dear internet from 2001:

how’s it going?  i miss you.  here’s what we’re doing with the internet in 2007:

1.  twittering.  every time we wake up, eat something, go to the store, make a phone call, go to the bathroom, get stuck in traffic, or stand in line for an iphone, we can tell everyone about it in 140 characters or less.  this is what we do instead of spending time creating things.

2.  taking blurry cameraphone pictures of the food we just ate and posting them to flickr.

3.  making websites that consist solely of aggregated RSS feeds from flickr, twitter, and  why write anything substantial when we can just pipe in content from other places?

4.  using wordpress themes and blogger templates instead of designing our own websites.*

these things are technically innovations, but they don’t feel that way to me.  i loved you, 2001 internet, because you enabled people to create and communicate in ways that really meant something.  i liked reading what my friends thought about their lives and about what was going on in the world.  i liked reading what strangers had to say, too, as sometimes those strangers would become friends.

but it doesn’t happen that way anymore.  it’s easier to spend two minutes letting twitter and create our content for us than it is to sit down and think about what we want to say.  these things that were invented to make it easier to communicate are drawing us near while pushing us away from each other.  it’s convenience at the expense of creativity.

i don’t know, maybe everyone’s families and children and internet-based careers keep them too busy to do things the way they used to.  maybe all the meaningful things on the internet are happening somewhere else, somewhere i haven’t looked.  or maybe the internet’s too big now, making the quality next to impossible to find.  what i do know is that the personal web doesn’t seem so personal anymore, and it’s making me sad.

we used to gaze deep into our own navels and find something of substance. now it’s just pictures of food, rss feeds and aggregated links, in 140 characters or less.
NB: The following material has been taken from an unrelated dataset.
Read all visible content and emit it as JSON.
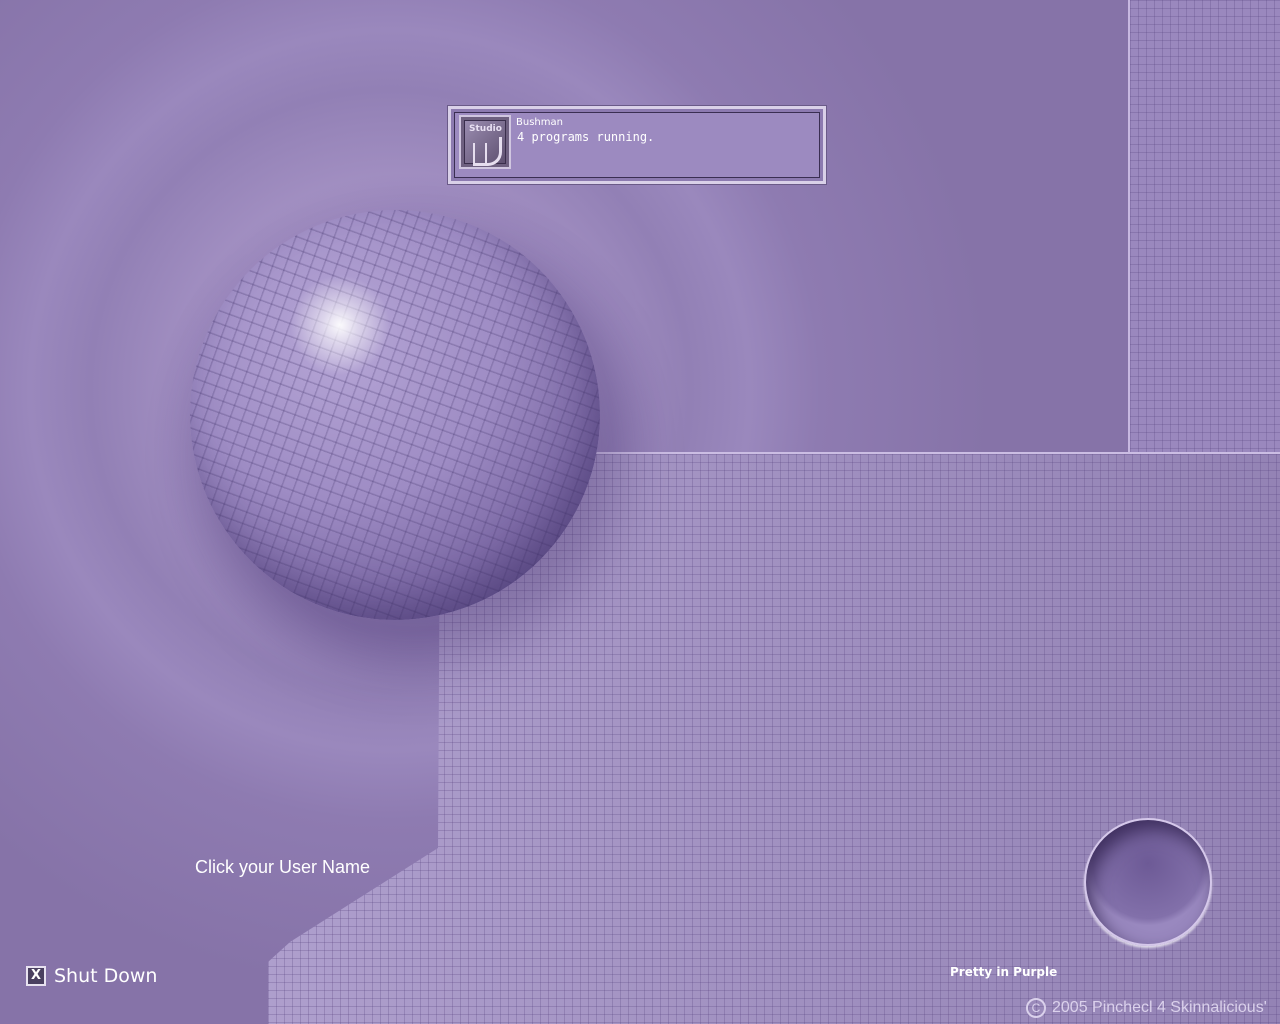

(*i don’t mind when people who aren’t web designers or coders use templates.  that’s a pretty old debate, and i’m generally happy with the removal of barriers to entry for the non-web-savvy.  but the rest of you have no excuse.)